Objective: To analyze the influence of a supervised concurrent exercise program on emotional well-being and emotional distress in middle-aged women. Methods: This randomized controlled trial included 150 middle-aged women recruited for the FLAMENCO project. Participants were allocated into counseling (n = 75) or exercise (n = 75) groups. The counseling group attended conferences on healthy lifestyle (including diet and physical activity topics). The exercise group followed a 60-min concurrent (aerobic + resistance) exercise training 3 days/wk for 16 weeks. Emotional health was assessed with the Positive and Negative Affect Schedule (PANAS) in two diverse timeframes, state (PANAS-S) and trait (PANAS-T) ranging from 10 to 50, where higher scores reflect greater affective emotional health/experience (positive affect subscale) and greater emotional distress (negative affect subscale). The differences between the counseling and exercise groups in PANAS were analyzed by linear regression. Results: The total number of women for the per-protocol analyses was 111 divided into the counseling (n = 53) and exercise (n = 58) groups. After adjusting for body mass index and Mediterranean diet adherence, PANAS-S and PANAS-T-positive affect scores increased by 3.81 and 3.02, respectively, in the exercise group whereas they decreased by 0.15 and increased by 0.51 in the counseling group (both, P < 0.05). PANAS-T negative affect decreased by 4.10 in the exercise group whereas only decreased by 0.9 in the counseling group (P < 0.05). Conclusion: A 16-week concurrent exercise program improved emotional experience in middle-aged women. Specifically, women in the exercise group significantly improved their emotional well-being and emotional distress through greater changes in positive affect and negative affect compared with the counseling group.

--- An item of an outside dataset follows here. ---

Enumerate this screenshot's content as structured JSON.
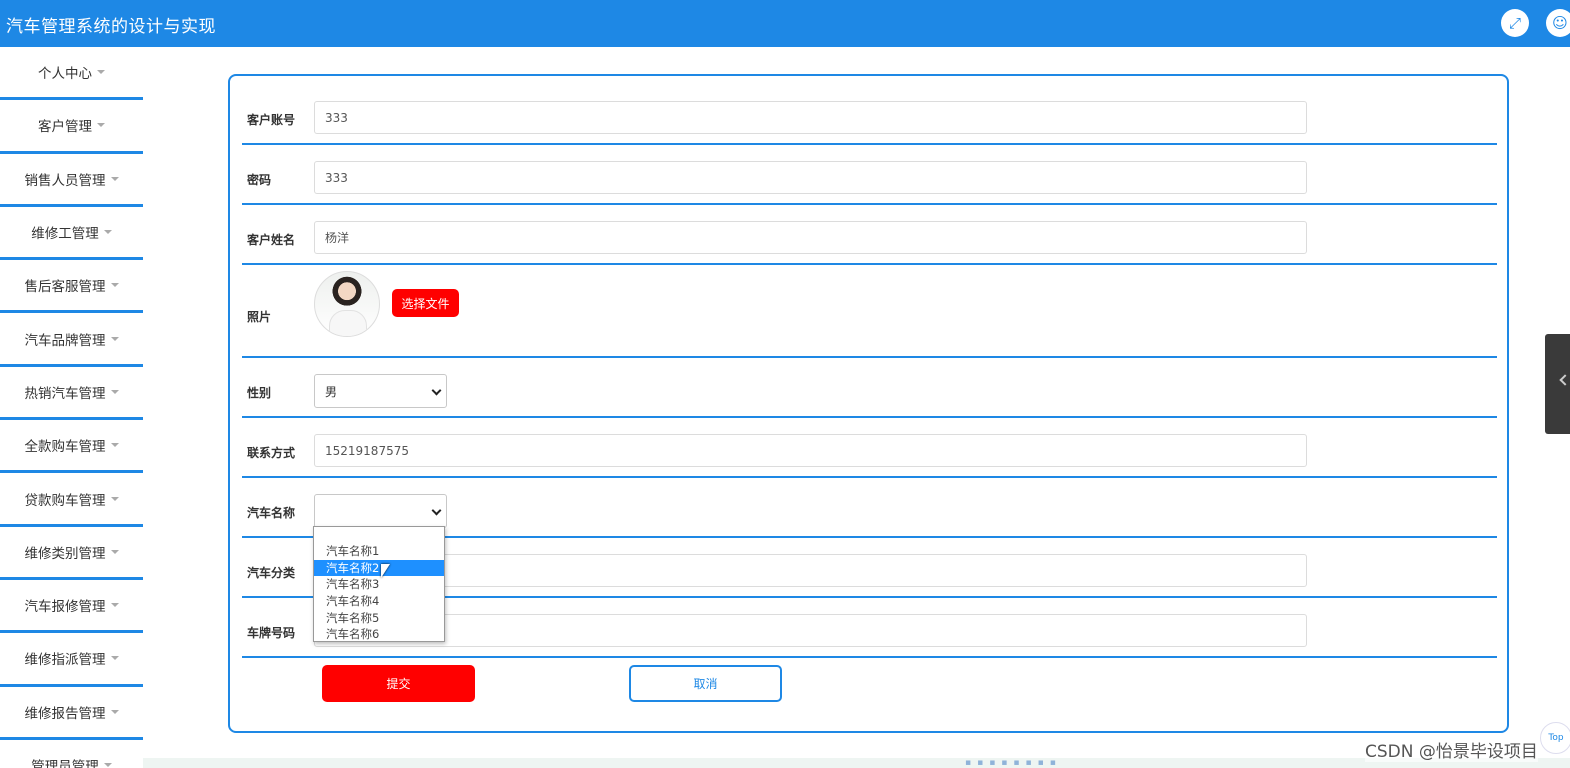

scite is a Brooklyn-based organization that helps researchers better discover and understand research articles through Smart Citations–citations that display the context of the citation and describe whether the article provides supporting or contrasting evidence. scite is used by students and researchers from around the world and is funded in part by the National Science Foundation and the National Institute on Drug Abuse of the National Institutes of Health.
334 Leonard St
Brooklyn, NY 11211
Copyright © 2023 scite LLC. All rights reserved.
Made with 💙 for researchers
Part of the Research Solutions Family.